2) The caretaker will find the wood necessary for lighting the fires and an allowance be paid her for 16 bags of chips during the year (the chips are the waste wood cut with the clogger’s knife during the making of clog blocks.
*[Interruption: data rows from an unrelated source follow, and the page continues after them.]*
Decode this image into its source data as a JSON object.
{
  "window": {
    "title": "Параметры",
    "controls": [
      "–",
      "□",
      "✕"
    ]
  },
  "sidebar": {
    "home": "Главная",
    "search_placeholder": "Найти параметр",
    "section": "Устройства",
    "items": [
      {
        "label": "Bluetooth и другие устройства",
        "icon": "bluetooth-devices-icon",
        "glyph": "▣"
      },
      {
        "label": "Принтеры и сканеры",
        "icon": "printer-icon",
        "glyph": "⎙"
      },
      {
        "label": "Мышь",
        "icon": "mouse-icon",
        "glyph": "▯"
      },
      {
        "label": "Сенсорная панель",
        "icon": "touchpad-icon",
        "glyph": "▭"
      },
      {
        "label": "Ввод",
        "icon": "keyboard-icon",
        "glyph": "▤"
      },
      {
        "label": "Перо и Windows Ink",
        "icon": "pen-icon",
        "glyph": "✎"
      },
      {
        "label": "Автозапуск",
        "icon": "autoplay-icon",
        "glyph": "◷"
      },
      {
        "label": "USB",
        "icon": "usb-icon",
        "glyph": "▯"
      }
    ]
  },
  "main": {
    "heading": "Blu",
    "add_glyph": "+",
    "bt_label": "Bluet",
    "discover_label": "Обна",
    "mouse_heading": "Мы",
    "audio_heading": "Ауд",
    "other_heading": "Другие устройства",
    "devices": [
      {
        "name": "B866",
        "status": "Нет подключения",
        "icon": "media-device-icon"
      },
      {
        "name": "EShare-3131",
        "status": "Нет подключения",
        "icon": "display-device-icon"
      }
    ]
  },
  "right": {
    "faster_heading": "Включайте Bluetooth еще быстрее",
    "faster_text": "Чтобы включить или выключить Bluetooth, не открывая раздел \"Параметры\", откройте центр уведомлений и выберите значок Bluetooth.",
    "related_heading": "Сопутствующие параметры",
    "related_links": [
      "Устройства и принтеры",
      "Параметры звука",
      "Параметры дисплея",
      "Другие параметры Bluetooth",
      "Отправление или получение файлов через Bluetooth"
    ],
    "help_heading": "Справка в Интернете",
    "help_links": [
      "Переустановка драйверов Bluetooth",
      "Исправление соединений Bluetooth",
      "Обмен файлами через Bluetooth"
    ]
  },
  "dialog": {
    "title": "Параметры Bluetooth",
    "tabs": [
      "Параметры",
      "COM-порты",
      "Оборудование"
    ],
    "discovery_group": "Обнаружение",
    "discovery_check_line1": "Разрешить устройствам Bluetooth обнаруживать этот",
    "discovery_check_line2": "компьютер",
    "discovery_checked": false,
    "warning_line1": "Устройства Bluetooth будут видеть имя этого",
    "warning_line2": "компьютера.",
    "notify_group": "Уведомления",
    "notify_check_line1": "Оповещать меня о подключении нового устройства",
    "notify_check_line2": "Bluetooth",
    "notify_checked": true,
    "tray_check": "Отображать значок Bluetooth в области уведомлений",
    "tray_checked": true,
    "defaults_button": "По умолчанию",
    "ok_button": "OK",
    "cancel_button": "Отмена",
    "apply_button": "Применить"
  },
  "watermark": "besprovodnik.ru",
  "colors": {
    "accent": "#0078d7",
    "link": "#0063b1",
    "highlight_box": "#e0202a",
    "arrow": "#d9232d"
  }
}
The clog block makers used to charge villagers six pence a bag in 1940).

3) Extra payment will be paid for cleaning the premises after any painting or colouring has been done.

4) The treasurer must be given 14 days notice as regards coke and seven days as regards coal, when either of these will be required.

Note: copies of these duties shall be handed by the treasurer to the caretaker and to the headteacher, so that the latter may see that they are properly carried out.

We now come to the duties of the caretaker:

1) Cleaning, daily at the close of afternoon school, open the windows, spread damp sawdust on the floors and thoroughly sweep out all the rooms.

2) Dust all forms, desks, windowsills and furniture, completing their work not later than 8.30am.

3) Outside offices and conveniences to be kept clean, and if found dirty, the headteacher to be notified.

Weekly: 1) Wash towels and dusters as required.

2) Clear dust and dirt from grid and channel at the west doors.

3) All wooden seats and porcelain in WC’s to be scrubbed with five per cent solution of Jayes fluid and soapy water.

Monthly: 1) Clean the windows inside.

2) Wash out the ink-wells.

Yearly: 1) During the summer and Christmas holidays, all the rooms, cupboards etc. to be thoroughly cleaned, the walls swept down and the floors scrubbed.

Heating: 1) Clean out the stove each evening, sifting the ashes from the clinkers and cinders. Use up the cinders in the stove, mixing them with coke before doing so.

2) Light up the stove at 7am. It is necessary that the temperature at 8.30am shall be at least 50 degrees.

3) No coal shall be burnt in the stove, except just enough to light the fire with.

4) After making up the stove, a bucket full of coke shall be left alongside it.

5) The fire in the upstairs room to be lit in the morning when the headteacher so directs.

6) In frosty weather, the heating must be kept on over weekends and during holidays, the fire being attended to and banked up at 9pm; or if there is a shortage of fuel, the water must be run off.


1) All doors to be locked each evening.

2) Turn off the water each evening after flushing the WCs and turn it on again each morning, so that the tanks fill in about three hours. 3) Draw the headteacher’s attention immediately to any defects, breakages in furniture, windows, drains, heating apparatus etc.

4) Every care to be taken with the school property and economy exercised in the use of materials.

5) Generally perform any reasonable request made by the managers or headteacher provided such comes within the scope of a caretaker’s duties.”